According to the reports, the Chief Judicial Magistrate of Farukkhabad Praveen Kumar Tyagi has issued a non-bailable warrant against Louise Khurshid and another accused Athar Farooqui of committing financial irregularities in Dr Zakir Hussain Memorial Trust.
In March 2010, the Trust, headed by Louise Khurshid, had received a grant of Rs.71 lakh from the Congress-led UPA government to distribute wheelchairs, tricycles and hearing aids among physically challenged persons in 17 districts of Uttar Pradesh. Athar Farooqui is the secretary of Dr Zakir Hussain Memorial Trust.
However, an allegation of corruption and forgery surfaced against the office-bearers of the trust in 2012 when Salman Khurshid was a cabinet minister in the then UPA government. The Khurshid duo had rejected all the allegations.
In 2017, the Economic Offences Wing initiated an investigation, and an FIR was registered against Louise Khurshid and Athar Farooqui in the Kayamganj police station in Farukkhabad.
Trust faked signatures and seals to obtain grants, alleges charge sheet
The charge sheet in the case was filed on December 30, 2019. In the charge sheet, it was alleged that the accused had forged the signatures and seals of senior officials of Uttar Pradesh to receive grants from the Union government for the welfare of the disabled.
The trust had claimed that it had organised camps for differently-abled children across over a dozen districts – Etah, Etawah, Farrukhabad, Kasganj, Mainpuri, Aligarh, Shahjahanpur, Meerut, Bareilly, Moradabad, Gautam Buddh Nagar, Rampur, Sant Kabir Nagar and Allahabad to distribute equipment for the disabled persons.

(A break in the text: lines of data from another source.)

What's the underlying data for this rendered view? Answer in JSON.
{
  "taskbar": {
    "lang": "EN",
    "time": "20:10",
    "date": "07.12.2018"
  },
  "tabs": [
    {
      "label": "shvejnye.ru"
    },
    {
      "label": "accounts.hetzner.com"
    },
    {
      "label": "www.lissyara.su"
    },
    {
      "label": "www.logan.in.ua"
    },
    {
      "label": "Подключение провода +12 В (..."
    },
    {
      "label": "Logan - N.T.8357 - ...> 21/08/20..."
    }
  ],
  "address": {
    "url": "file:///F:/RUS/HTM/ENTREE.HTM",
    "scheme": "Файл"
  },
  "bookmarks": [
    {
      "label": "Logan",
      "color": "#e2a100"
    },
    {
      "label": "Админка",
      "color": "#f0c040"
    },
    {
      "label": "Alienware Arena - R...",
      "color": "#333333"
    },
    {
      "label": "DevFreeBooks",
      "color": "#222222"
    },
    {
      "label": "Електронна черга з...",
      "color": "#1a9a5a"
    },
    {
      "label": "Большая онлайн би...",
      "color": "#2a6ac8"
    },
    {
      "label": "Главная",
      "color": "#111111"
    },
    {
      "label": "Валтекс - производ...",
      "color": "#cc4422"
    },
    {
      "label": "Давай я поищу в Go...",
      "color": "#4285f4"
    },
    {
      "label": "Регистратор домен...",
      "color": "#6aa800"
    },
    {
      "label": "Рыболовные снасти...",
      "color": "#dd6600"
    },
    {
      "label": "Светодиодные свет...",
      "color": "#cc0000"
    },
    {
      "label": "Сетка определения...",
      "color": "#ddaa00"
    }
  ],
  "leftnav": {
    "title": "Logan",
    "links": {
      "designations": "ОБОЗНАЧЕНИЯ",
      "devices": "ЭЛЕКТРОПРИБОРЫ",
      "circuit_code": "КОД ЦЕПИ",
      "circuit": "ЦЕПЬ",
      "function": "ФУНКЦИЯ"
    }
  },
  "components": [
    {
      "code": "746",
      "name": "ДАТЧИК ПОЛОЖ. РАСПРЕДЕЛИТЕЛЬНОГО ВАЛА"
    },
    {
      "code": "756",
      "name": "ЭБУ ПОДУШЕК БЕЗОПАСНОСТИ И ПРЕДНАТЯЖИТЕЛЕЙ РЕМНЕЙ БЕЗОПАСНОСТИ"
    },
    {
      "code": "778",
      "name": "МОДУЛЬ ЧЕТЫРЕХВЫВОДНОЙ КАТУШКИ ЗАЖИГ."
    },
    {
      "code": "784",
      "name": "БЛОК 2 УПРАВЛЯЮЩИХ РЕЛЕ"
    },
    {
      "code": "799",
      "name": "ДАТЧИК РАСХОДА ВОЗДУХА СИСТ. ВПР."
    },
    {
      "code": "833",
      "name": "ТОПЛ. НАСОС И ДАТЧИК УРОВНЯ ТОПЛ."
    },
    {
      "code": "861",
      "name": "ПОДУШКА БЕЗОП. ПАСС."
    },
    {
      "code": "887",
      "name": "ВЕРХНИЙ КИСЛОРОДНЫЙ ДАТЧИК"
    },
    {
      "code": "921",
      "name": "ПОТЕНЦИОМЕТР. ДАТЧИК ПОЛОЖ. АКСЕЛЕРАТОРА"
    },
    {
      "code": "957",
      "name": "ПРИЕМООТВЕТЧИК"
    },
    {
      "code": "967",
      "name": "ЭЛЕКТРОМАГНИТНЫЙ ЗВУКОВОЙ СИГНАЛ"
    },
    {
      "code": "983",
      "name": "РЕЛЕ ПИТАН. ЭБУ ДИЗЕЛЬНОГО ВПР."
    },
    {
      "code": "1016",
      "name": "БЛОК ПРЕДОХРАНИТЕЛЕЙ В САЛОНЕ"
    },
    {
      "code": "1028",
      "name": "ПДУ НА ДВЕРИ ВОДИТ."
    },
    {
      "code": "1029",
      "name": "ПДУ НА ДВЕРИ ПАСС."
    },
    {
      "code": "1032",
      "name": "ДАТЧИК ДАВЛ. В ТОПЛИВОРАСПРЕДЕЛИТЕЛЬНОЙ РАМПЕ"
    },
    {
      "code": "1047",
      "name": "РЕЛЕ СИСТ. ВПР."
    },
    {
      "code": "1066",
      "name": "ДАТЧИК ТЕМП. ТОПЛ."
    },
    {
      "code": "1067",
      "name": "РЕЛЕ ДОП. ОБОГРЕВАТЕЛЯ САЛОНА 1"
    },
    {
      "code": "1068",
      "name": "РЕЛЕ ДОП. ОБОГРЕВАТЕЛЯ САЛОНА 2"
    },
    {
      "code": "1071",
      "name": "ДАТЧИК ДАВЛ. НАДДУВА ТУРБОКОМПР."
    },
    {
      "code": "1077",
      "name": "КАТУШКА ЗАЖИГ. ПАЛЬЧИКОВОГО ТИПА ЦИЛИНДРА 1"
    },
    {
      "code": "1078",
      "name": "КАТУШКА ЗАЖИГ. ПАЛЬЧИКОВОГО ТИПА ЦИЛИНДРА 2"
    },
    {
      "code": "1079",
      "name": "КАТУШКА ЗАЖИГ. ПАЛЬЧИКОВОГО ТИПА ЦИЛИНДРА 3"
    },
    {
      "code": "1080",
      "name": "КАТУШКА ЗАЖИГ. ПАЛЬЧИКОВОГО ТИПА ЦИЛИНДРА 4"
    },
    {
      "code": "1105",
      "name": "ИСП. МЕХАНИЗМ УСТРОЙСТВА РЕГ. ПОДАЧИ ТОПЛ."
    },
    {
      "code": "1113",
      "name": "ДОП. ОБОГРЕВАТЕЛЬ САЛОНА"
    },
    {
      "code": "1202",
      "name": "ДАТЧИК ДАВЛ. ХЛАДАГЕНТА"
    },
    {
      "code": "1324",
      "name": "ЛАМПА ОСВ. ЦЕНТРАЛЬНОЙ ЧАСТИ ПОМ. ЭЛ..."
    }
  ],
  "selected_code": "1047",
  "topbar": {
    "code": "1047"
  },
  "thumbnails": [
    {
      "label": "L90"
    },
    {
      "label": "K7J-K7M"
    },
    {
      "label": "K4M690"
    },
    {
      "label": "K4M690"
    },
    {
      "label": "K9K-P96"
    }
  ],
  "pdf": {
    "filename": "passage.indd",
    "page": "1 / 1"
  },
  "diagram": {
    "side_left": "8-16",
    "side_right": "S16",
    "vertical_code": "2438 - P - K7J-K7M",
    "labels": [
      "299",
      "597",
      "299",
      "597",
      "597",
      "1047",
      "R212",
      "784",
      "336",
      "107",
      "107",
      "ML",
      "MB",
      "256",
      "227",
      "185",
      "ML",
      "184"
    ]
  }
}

It was claimed that the equipment was distributed among disabled children under the leadership of Louise Khurshid in May 2010. Later, it was revealed that no such camps were held, rather the camps for the disabled existed only on paper.